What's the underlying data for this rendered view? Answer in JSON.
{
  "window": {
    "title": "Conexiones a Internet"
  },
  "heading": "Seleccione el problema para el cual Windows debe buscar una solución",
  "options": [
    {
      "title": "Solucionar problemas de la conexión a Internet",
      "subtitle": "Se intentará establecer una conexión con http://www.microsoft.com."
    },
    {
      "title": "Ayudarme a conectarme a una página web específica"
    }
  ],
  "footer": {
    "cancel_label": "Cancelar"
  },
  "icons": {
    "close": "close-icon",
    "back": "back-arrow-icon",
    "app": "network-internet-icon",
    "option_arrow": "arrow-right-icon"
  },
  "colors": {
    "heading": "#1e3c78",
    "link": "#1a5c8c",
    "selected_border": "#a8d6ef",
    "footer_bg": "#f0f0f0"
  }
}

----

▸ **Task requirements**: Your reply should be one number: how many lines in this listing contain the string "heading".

▸ **Written solution**: 2